He’d been talking to me through the voices of my cheering squads, whether it was the crowd in high school when I first walked back into the gym, or the fans in some stadium, or the support of my parents in the waiting room at the hospital. He’d been talking to me through the public outpouring of support and love for my daughter and me ever since we went public.

In high school He’d talked to me through the voice of the therapist who convinced me I was ready to take a leap from a set of stairs. He’d been talking to me when he told me not to stand in front of that party talking on a cell phone.

He was now talking to me through my own daughter. What I realized during that conversation with Leah is that God doesn’t always talk to us with words, either. God talks in all different ways, including through actions. God had been talking to me through my actions— or rather His actions, and His plans— which He’d laid out for me my whole life.

What instantly became clear to me when my daughter’s fear of getting surgery went away is that everything — absolutely everything I’d ever done, everything I’d been through, everything I’d overcome

in my life — had prepared me for this very day. It felt like a revelation, and that revelation changed everything.

As corny as this might sound, it honestly felt like the secret to life was suddenly made clear to me, and the secret is: God has a plan. We can’t always see that plan, but it’s there.

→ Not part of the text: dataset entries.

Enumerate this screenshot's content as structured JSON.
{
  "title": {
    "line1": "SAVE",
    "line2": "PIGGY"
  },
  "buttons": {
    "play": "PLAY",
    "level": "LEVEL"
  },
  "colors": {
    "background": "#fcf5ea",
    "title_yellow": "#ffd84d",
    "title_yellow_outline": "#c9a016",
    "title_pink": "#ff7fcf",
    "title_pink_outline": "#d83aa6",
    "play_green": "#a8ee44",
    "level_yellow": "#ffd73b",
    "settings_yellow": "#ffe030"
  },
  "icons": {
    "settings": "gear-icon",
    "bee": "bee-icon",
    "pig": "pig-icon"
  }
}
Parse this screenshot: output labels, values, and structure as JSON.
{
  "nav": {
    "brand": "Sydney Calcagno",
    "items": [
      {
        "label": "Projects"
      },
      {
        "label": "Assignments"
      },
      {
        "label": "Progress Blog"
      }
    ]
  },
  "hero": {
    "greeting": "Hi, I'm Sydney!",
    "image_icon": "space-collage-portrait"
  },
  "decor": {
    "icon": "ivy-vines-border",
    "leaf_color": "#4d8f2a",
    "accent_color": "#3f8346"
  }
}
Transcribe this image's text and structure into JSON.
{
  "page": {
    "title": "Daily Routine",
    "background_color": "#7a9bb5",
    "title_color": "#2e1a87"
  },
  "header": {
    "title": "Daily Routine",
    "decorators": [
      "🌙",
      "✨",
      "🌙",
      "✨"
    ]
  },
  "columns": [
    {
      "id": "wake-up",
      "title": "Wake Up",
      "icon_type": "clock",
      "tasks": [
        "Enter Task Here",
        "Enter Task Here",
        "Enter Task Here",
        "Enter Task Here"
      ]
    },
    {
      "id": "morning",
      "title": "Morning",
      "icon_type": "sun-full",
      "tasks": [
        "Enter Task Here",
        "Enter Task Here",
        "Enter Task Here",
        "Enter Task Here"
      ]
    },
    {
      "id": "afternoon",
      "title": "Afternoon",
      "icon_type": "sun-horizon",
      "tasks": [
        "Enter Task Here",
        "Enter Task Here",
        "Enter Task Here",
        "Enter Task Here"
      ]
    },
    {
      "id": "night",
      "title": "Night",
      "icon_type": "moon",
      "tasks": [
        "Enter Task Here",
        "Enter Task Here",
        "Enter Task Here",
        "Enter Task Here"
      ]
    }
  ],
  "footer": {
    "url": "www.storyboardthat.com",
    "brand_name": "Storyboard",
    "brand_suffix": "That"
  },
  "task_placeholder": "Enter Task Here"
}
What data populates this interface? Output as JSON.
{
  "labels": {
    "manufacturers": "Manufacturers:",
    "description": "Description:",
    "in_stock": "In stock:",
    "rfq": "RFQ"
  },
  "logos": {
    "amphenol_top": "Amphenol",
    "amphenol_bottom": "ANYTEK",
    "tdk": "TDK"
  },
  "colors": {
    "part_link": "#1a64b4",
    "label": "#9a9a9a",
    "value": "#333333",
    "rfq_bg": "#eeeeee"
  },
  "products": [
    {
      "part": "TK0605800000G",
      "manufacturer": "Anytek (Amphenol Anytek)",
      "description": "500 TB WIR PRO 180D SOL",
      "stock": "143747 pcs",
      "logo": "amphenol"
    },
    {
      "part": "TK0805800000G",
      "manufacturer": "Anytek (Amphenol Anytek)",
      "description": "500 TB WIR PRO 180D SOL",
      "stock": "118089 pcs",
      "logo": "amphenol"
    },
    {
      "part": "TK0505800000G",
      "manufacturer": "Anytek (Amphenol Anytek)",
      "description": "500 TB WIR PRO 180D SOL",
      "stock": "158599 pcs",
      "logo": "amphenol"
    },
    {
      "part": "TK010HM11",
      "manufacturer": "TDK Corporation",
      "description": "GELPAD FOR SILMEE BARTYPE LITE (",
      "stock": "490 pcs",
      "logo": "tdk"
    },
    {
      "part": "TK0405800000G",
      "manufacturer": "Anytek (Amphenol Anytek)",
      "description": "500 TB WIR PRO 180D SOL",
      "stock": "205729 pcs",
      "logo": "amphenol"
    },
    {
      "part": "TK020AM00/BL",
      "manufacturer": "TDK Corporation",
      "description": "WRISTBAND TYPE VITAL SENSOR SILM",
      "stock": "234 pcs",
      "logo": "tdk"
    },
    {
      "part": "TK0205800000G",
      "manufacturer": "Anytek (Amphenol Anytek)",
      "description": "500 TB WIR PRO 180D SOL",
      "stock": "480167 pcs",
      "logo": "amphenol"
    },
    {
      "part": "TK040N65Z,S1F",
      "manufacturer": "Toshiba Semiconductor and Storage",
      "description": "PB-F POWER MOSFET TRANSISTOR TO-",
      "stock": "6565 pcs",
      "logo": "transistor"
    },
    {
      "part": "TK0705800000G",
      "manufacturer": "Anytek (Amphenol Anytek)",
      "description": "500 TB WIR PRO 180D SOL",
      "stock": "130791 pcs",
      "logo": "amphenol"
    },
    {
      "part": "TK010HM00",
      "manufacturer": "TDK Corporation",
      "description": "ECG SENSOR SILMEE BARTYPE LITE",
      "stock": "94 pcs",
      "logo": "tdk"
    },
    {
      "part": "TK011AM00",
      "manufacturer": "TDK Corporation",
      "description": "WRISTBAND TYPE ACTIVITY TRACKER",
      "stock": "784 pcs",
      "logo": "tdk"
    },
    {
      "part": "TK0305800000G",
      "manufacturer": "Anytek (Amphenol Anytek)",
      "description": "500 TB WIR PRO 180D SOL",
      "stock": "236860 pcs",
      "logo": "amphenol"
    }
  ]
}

Whatever you’re going through is just preparing you for something else. Something bigger. Something you probably can’t even imagine.

You just have to pay attention. Learn the lessons God’s trying to teach you. Stay in the game. Don’t give up. Fight for four quarters. Overtime if you have to.

Keep going. And someday, someday, if you stick it out, all that stuff that didn’t make sense is gonna make some sense. It’s gonna pay off. It’s gonna add up to something.

I knew, and I would continue to know from that moment forward, that whatever new struggles might come my way, whatever challenges or obstacles might appear in my life, they were just preparing me for a future that God has in store for me. That revelation made me less afraid.

Knowing that everything we do in life is about learning, growing, gaining strength, preparing for a path we can’t see but that

God is laying out for us— just knowing that somehow makes the task of facing life’s struggles that much easier. Faith in God doesn’t make the struggles go away. The obstacles in life don’t magically disappear because you pray.

But the fear of those struggles? The terror of believing that each new obstacle is somehow gonna be the end of you? That goes away. That makes you stronger. And that is powerful.

As Leah fell asleep in my arms that night, I believed then and there to my very core that all I had done, all I had been through, all I had overcome in my life had prepared me so I could be there to help my daughter feel strong.

But I knew the only one who could really make her feel strong was God. And God was talking to her. So I held her close and I prayed deeper than I’d ever prayed before, with every cell in my body, for God to see her through this surgery.

Find information on how to buy "Still in the Game," by Devon Still, $17, here.